- **WHAT NEEDS TO BE DONE**: Where in the records does the word "JSON" occur? Copy each line in which it does.

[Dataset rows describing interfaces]
________

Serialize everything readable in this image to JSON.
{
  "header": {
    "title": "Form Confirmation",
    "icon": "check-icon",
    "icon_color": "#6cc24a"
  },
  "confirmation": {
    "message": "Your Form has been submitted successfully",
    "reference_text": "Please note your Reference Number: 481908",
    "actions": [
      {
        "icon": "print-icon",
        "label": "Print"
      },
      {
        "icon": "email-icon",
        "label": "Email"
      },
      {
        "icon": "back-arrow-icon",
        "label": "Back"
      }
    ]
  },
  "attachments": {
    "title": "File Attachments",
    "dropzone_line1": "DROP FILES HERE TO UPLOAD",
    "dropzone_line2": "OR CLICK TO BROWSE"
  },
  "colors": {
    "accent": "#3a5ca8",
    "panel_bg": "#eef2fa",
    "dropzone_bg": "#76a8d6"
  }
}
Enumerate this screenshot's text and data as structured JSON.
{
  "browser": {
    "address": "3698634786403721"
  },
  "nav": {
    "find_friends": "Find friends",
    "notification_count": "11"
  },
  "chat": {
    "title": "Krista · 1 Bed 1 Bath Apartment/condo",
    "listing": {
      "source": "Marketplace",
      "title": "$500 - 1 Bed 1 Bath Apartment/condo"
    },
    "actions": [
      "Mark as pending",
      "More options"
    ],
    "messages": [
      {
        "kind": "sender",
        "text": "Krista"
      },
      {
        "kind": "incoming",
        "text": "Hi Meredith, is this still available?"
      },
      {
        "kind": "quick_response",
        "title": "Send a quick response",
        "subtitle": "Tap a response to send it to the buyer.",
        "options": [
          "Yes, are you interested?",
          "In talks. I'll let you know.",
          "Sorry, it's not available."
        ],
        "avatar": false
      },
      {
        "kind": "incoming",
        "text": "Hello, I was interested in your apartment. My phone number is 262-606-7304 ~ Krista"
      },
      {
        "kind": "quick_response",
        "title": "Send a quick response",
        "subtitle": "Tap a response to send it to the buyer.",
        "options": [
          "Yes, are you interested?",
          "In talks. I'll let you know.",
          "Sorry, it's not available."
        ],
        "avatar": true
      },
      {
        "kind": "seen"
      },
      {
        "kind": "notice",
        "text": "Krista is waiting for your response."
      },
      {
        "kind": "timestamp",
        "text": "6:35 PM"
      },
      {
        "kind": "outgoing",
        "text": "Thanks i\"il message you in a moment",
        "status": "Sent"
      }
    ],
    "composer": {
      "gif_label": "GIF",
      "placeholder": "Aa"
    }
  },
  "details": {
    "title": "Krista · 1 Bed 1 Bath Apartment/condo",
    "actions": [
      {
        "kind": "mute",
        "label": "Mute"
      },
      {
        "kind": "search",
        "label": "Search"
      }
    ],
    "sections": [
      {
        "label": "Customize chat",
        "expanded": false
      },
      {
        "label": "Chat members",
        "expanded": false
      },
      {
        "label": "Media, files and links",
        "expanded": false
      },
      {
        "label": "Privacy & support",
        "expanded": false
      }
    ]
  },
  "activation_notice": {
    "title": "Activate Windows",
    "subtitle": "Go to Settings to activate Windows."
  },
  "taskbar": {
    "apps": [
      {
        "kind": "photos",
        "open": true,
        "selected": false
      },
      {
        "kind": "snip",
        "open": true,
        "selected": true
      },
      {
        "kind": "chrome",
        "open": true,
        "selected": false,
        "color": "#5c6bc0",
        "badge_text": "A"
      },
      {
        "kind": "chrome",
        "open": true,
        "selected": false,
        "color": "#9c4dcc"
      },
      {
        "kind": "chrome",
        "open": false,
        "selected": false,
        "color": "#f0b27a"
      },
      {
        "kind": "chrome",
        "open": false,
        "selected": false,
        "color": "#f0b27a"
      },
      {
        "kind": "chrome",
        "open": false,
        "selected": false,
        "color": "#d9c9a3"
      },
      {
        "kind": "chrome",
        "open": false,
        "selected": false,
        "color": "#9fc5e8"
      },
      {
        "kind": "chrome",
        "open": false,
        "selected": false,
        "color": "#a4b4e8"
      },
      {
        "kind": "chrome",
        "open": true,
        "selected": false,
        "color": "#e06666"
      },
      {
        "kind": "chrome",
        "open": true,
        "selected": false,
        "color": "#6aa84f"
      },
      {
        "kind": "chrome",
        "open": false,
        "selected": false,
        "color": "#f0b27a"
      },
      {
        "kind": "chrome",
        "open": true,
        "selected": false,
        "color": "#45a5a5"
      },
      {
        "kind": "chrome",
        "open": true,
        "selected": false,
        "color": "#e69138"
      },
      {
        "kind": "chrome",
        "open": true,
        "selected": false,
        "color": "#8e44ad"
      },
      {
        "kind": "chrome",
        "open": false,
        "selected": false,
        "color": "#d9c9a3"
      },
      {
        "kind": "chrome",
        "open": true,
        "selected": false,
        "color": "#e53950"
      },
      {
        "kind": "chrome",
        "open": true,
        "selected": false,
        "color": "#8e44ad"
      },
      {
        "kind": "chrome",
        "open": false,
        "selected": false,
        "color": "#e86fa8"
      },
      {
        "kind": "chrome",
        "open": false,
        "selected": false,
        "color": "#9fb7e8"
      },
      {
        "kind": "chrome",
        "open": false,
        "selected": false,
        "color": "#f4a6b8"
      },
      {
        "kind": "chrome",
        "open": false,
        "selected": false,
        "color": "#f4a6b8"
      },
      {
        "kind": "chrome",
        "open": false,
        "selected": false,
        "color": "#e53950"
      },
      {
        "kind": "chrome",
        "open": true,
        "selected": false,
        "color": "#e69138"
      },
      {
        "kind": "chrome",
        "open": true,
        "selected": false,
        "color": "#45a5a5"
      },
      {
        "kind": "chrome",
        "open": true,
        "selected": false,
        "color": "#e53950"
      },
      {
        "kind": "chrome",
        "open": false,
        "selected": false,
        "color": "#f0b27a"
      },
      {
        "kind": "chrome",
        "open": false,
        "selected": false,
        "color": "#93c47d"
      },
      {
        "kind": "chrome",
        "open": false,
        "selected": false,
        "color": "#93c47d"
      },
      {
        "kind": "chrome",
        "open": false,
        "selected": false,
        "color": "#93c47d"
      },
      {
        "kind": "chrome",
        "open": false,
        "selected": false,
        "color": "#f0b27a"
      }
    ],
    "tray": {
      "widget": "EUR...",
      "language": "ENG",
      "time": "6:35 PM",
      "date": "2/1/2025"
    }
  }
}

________

- **WRITTEN RESPONSE**:
Serialize everything readable in this image to JSON.
Enumerate this screenshot's text and data as structured JSON.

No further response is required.